=== MATERIAL FOR THIS TASK ===

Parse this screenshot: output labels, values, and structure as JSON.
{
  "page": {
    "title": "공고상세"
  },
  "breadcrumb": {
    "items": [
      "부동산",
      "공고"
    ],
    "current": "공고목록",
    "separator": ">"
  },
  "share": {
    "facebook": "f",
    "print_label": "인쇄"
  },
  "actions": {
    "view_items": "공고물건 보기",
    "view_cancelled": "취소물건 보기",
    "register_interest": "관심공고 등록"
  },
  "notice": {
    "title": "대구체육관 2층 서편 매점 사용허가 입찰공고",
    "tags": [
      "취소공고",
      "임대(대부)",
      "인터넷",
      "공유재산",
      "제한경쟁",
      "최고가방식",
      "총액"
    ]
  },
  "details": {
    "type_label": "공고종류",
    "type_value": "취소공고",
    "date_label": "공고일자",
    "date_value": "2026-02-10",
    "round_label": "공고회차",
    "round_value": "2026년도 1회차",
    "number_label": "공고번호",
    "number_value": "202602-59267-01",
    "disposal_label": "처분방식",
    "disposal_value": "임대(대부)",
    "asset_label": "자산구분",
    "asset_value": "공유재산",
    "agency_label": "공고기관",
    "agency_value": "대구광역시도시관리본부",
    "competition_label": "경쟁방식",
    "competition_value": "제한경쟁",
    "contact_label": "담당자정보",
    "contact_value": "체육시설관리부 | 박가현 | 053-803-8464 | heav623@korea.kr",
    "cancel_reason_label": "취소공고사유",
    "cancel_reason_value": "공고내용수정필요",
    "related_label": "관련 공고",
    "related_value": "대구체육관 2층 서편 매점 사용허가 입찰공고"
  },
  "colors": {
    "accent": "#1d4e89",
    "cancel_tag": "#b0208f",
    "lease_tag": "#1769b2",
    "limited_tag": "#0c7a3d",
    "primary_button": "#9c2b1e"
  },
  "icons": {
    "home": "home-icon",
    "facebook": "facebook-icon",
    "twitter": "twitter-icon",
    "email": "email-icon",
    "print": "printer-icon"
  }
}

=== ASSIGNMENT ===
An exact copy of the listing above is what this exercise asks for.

=== EXERCISE OUTPUT ===
Parse this screenshot: output labels, values, and structure as JSON.
{
  "page": {
    "title": "공고상세"
  },
  "breadcrumb": {
    "items": [
      "부동산",
      "공고"
    ],
    "current": "공고목록",
    "separator": ">"
  },
  "share": {
    "facebook": "f",
    "print_label": "인쇄"
  },
  "actions": {
    "view_items": "공고물건 보기",
    "view_cancelled": "취소물건 보기",
    "register_interest": "관심공고 등록"
  },
  "notice": {
    "title": "대구체육관 2층 서편 매점 사용허가 입찰공고",
    "tags": [
      "취소공고",
      "임대(대부)",
      "인터넷",
      "공유재산",
      "제한경쟁",
      "최고가방식",
      "총액"
    ]
  },
  "details": {
    "type_label": "공고종류",
    "type_value": "취소공고",
    "date_label": "공고일자",
    "date_value": "2026-02-10",
    "round_label": "공고회차",
    "round_value": "2026년도 1회차",
    "number_label": "공고번호",
    "number_value": "202602-59267-01",
    "disposal_label": "처분방식",
    "disposal_value": "임대(대부)",
    "asset_label": "자산구분",
    "asset_value": "공유재산",
    "agency_label": "공고기관",
    "agency_value": "대구광역시도시관리본부",
    "competition_label": "경쟁방식",
    "competition_value": "제한경쟁",
    "contact_label": "담당자정보",
    "contact_value": "체육시설관리부 | 박가현 | 053-803-8464 | heav623@korea.kr",
    "cancel_reason_label": "취소공고사유",
    "cancel_reason_value": "공고내용수정필요",
    "related_label": "관련 공고",
    "related_value": "대구체육관 2층 서편 매점 사용허가 입찰공고"
  },
  "colors": {
    "accent": "#1d4e89",
    "cancel_tag": "#b0208f",
    "lease_tag": "#1769b2",
    "limited_tag": "#0c7a3d",
    "primary_button": "#9c2b1e"
  },
  "icons": {
    "home": "home-icon",
    "facebook": "facebook-icon",
    "twitter": "twitter-icon",
    "email": "email-icon",
    "print": "printer-icon"
  }
}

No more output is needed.